App and web page records
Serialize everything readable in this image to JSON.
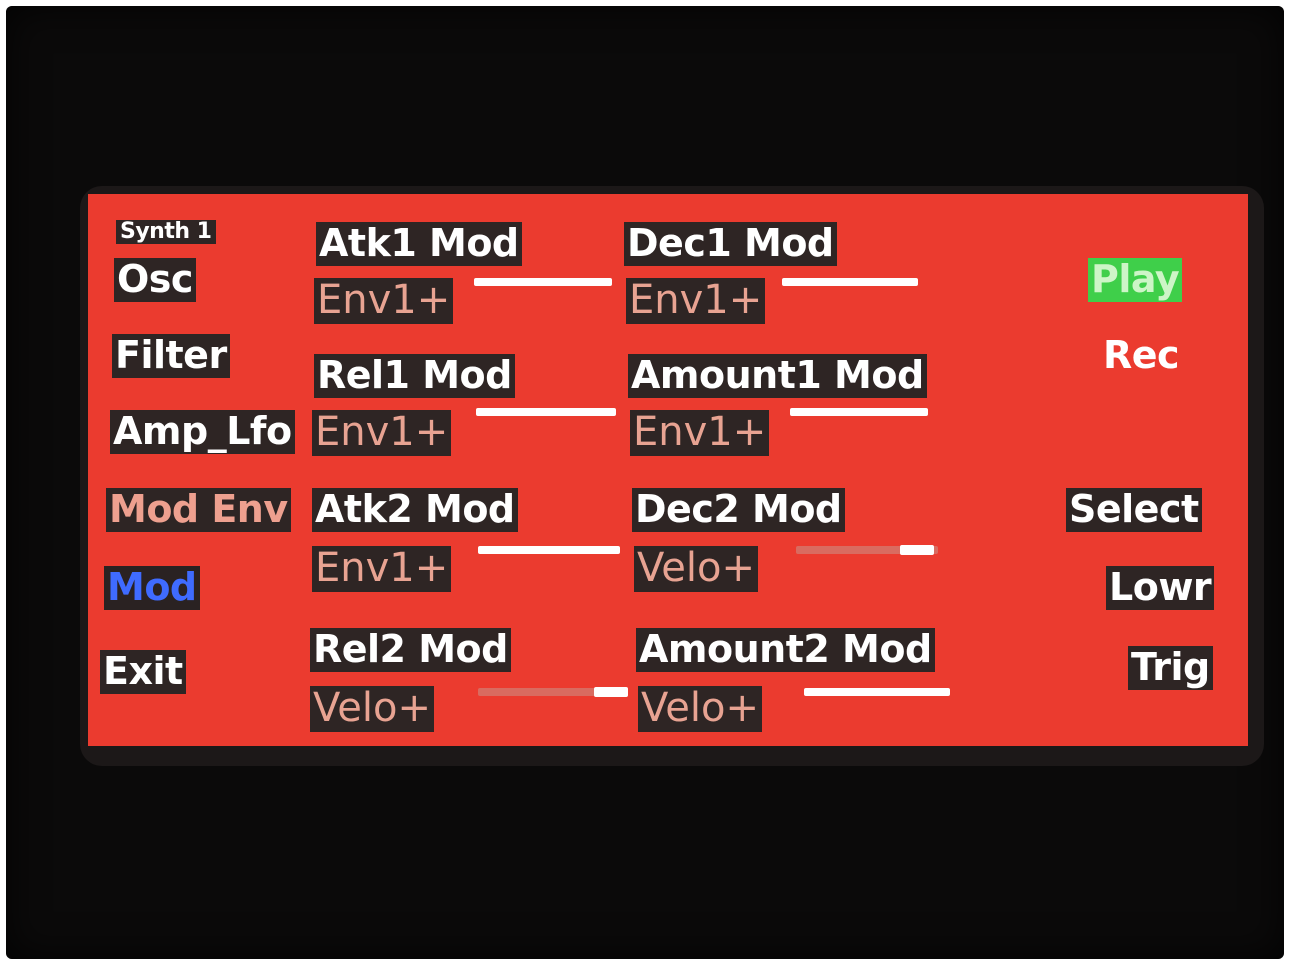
{
  "synth_label": "Synth 1",
  "left_menu": {
    "osc": "Osc",
    "filter": "Filter",
    "amp_lfo": "Amp_Lfo",
    "mod_env": "Mod Env",
    "mod": "Mod",
    "exit": "Exit"
  },
  "right_menu": {
    "play": "Play",
    "rec": "Rec",
    "select": "Select",
    "lowr": "Lowr",
    "trig": "Trig"
  },
  "params": {
    "atk1": {
      "name": "Atk1 Mod",
      "value": "Env1+",
      "level": 1.0
    },
    "dec1": {
      "name": "Dec1 Mod",
      "value": "Env1+",
      "level": 1.0
    },
    "rel1": {
      "name": "Rel1 Mod",
      "value": "Env1+",
      "level": 1.0
    },
    "amount1": {
      "name": "Amount1 Mod",
      "value": "Env1+",
      "level": 1.0
    },
    "atk2": {
      "name": "Atk2 Mod",
      "value": "Env1+",
      "level": 1.0
    },
    "dec2": {
      "name": "Dec2 Mod",
      "value": "Velo+",
      "level": 0.85
    },
    "rel2": {
      "name": "Rel2 Mod",
      "value": "Velo+",
      "level": 0.85
    },
    "amount2": {
      "name": "Amount2 Mod",
      "value": "Velo+",
      "level": 1.0
    }
  },
  "colors": {
    "screen": "#eb3b2f",
    "label_bg": "#2e2524",
    "active_tab": "#3f6bff",
    "play": "#3fcf4a"
  }
}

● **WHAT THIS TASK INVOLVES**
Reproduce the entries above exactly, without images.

● **RESULT BELOW**
Serialize everything readable in this image to JSON.
{
  "synth_label": "Synth 1",
  "left_menu": {
    "osc": "Osc",
    "filter": "Filter",
    "amp_lfo": "Amp_Lfo",
    "mod_env": "Mod Env",
    "mod": "Mod",
    "exit": "Exit"
  },
  "right_menu": {
    "play": "Play",
    "rec": "Rec",
    "select": "Select",
    "lowr": "Lowr",
    "trig": "Trig"
  },
  "params": {
    "atk1": {
      "name": "Atk1 Mod",
      "value": "Env1+",
      "level": 1.0
    },
    "dec1": {
      "name": "Dec1 Mod",
      "value": "Env1+",
      "level": 1.0
    },
    "rel1": {
      "name": "Rel1 Mod",
      "value": "Env1+",
      "level": 1.0
    },
    "amount1": {
      "name": "Amount1 Mod",
      "value": "Env1+",
      "level": 1.0
    },
    "atk2": {
      "name": "Atk2 Mod",
      "value": "Env1+",
      "level": 1.0
    },
    "dec2": {
      "name": "Dec2 Mod",
      "value": "Velo+",
      "level": 0.85
    },
    "rel2": {
      "name": "Rel2 Mod",
      "value": "Velo+",
      "level": 0.85
    },
    "amount2": {
      "name": "Amount2 Mod",
      "value": "Velo+",
      "level": 1.0
    }
  },
  "colors": {
    "screen": "#eb3b2f",
    "label_bg": "#2e2524",
    "active_tab": "#3f6bff",
    "play": "#3fcf4a"
  }
}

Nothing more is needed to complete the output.